1996: in a Ugandan dive bar, the 'freight dogs' gather. An anarchic group of mercenary pilots from Texas, Russia, Kenya and Belgium who transport weapons between warring African nations, without allegiance.
And tonight they have a new recruit - Manu, a 19-year-old cowherd fleeing Congo's bloody war.
Taken in by this band of unlikely brothers, he's soon seeing his vast country from above and falling in love with flying.
But no matter how fast he flies, trouble follows closely behind. And when the past erupts back into this new life, Manu is forced to leave behind African skies for the chilly embrace of northern Europe.
Will Manu be able to reinvent himself yet again? And is Belgian volcanologist Anke Desseaux the answer to his problems - or simply another one of them?
From the writer of The Last King of Scotland comes an unforgettable story of survival - about how to live and love after trauma, set against a backdrop of world-shaking conflict.
The most original and interesting novelist of his generation - SCOTSMAN
Audacious, shrewd and spirited - William Boyd on THE LAST KING OF SCOTLAND
Rich, complex and immensely satisfying . . . [Foden's] fiction is so convincing that it is hard not to feel that you are reading the real inside story - Evening Standard on ZANZIBAR
Foden writes of Africa with great beauty, even love; his sense of place is unerring, his details exact, felicitous, often rising to the luminosity of poetry - THE TIMES
A fascinating read: Wilbur Smith meets William Boyd in the warm seas and spice-scented air of Zanzibar - NEW STATESMAN on ZANZIBAR
Giles Foden was born in 1967 and spent much of his early life in Africa. He was educated at Cambridge University. He has worked as a barman, a builder, a journalist, an academic, and as a rapporteur for the European Commission. For ten years, he was an editor and writer on the Times Literary Supplement and the Guardian, and his writing has since been published in Granta, Vogue, Esquire, The New York Times and Conde Nast Traveller, where he is a contributing editor.

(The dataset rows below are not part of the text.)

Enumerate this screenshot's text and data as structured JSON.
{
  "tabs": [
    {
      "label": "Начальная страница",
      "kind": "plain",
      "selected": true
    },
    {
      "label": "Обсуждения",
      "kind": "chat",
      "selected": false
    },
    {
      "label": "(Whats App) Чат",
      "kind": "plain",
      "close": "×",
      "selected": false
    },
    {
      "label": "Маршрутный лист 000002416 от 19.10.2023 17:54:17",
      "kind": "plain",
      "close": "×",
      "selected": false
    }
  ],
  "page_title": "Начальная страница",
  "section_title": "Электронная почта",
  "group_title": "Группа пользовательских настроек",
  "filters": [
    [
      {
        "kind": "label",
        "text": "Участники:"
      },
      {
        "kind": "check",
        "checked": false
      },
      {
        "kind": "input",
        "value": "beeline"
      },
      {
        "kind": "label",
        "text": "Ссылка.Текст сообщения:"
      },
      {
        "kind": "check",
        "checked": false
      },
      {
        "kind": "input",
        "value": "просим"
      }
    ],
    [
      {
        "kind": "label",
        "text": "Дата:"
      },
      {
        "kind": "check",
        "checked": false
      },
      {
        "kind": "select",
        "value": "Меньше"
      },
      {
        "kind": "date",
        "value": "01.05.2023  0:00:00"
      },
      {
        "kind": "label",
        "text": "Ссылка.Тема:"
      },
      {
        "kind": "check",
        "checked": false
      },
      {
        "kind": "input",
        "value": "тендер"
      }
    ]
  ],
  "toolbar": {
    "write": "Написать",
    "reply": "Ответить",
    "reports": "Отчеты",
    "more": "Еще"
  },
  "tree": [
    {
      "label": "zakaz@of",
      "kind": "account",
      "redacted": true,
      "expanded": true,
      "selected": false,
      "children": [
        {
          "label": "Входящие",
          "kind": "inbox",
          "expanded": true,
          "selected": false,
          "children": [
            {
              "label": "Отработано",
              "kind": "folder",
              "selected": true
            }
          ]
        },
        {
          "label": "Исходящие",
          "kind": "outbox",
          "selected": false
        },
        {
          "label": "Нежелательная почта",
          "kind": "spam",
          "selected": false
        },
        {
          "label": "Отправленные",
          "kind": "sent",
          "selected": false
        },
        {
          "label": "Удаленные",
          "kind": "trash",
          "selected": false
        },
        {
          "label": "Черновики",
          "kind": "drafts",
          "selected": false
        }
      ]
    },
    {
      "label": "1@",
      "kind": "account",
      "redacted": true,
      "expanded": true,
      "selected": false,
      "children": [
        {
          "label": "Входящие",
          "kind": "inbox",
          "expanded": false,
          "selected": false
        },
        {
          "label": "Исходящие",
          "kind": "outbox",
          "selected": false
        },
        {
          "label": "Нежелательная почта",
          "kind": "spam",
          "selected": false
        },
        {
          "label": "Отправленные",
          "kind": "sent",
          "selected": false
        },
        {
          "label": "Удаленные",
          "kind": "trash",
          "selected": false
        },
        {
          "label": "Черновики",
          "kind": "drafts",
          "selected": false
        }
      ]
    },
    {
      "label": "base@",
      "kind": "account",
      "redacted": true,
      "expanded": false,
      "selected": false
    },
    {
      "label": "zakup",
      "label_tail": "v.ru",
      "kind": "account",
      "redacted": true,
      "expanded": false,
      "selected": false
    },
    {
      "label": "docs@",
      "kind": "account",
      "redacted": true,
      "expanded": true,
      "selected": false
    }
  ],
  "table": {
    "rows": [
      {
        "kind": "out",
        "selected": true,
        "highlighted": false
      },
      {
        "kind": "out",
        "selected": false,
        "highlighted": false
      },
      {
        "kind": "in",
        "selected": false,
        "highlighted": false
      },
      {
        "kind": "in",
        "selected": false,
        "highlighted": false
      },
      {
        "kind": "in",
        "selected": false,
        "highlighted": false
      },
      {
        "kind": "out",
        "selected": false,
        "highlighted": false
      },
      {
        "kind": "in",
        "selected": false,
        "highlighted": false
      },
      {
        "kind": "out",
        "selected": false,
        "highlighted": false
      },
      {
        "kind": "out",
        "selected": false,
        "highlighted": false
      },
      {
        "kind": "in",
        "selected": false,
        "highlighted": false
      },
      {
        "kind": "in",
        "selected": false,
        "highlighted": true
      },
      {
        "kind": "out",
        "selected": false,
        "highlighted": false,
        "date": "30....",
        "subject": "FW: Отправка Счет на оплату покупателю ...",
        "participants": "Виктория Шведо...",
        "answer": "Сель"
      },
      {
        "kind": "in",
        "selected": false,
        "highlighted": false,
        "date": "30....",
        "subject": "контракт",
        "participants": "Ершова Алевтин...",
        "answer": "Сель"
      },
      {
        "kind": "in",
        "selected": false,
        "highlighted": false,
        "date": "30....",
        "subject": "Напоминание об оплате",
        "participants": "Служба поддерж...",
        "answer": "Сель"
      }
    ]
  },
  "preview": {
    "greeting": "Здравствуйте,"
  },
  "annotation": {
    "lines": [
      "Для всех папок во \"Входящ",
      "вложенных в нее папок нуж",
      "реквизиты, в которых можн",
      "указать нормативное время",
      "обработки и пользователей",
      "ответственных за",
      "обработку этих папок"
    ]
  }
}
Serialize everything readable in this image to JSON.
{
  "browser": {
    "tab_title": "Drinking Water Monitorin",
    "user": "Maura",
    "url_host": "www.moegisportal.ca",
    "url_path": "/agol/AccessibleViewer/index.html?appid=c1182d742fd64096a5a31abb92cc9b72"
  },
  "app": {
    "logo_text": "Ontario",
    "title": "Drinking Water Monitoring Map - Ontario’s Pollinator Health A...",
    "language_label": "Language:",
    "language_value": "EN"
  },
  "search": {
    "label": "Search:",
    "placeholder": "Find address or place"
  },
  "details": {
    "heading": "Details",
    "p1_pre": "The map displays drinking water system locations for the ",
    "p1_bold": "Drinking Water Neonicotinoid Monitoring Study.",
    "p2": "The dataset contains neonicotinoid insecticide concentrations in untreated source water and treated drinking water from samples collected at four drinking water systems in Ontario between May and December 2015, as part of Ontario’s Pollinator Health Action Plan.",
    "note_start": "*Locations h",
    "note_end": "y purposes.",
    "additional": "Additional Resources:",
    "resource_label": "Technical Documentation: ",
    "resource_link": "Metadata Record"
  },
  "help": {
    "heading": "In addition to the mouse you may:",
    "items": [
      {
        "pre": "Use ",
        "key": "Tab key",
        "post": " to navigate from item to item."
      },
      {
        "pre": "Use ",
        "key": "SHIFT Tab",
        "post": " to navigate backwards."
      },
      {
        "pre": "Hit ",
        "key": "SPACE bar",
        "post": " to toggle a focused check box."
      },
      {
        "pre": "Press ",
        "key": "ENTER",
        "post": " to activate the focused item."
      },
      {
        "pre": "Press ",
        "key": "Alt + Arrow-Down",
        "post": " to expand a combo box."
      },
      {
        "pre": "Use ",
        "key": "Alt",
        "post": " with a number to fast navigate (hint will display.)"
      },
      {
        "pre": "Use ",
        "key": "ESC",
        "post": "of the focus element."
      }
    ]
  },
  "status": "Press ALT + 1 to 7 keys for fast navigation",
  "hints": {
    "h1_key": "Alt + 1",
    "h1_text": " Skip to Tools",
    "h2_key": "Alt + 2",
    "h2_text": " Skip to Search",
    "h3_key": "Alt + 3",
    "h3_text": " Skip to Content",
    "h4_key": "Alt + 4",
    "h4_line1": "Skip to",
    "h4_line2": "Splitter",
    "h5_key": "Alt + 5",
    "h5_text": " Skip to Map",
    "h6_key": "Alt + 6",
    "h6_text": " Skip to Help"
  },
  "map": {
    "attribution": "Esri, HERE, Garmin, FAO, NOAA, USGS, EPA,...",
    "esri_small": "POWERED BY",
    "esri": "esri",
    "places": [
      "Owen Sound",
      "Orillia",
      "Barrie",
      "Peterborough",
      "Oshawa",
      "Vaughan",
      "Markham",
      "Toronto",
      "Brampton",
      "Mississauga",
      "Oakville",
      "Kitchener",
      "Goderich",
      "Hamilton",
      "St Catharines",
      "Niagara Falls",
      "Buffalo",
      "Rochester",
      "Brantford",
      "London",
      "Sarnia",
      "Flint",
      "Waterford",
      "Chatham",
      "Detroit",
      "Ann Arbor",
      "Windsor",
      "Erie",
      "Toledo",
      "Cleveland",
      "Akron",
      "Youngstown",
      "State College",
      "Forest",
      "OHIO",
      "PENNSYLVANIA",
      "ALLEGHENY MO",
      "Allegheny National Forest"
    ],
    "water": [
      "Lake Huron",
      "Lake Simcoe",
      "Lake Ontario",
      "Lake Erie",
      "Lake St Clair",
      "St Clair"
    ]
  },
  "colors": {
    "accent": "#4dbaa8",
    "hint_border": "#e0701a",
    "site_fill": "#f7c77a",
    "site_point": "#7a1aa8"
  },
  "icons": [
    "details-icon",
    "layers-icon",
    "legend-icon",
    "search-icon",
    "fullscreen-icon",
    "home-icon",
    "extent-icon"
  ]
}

His fiction includes The Last King of Scotland, Ladysmith, Zanzibar and Turbulence. The Last King of Scotland was made into an Oscar-winning feature film in 2006.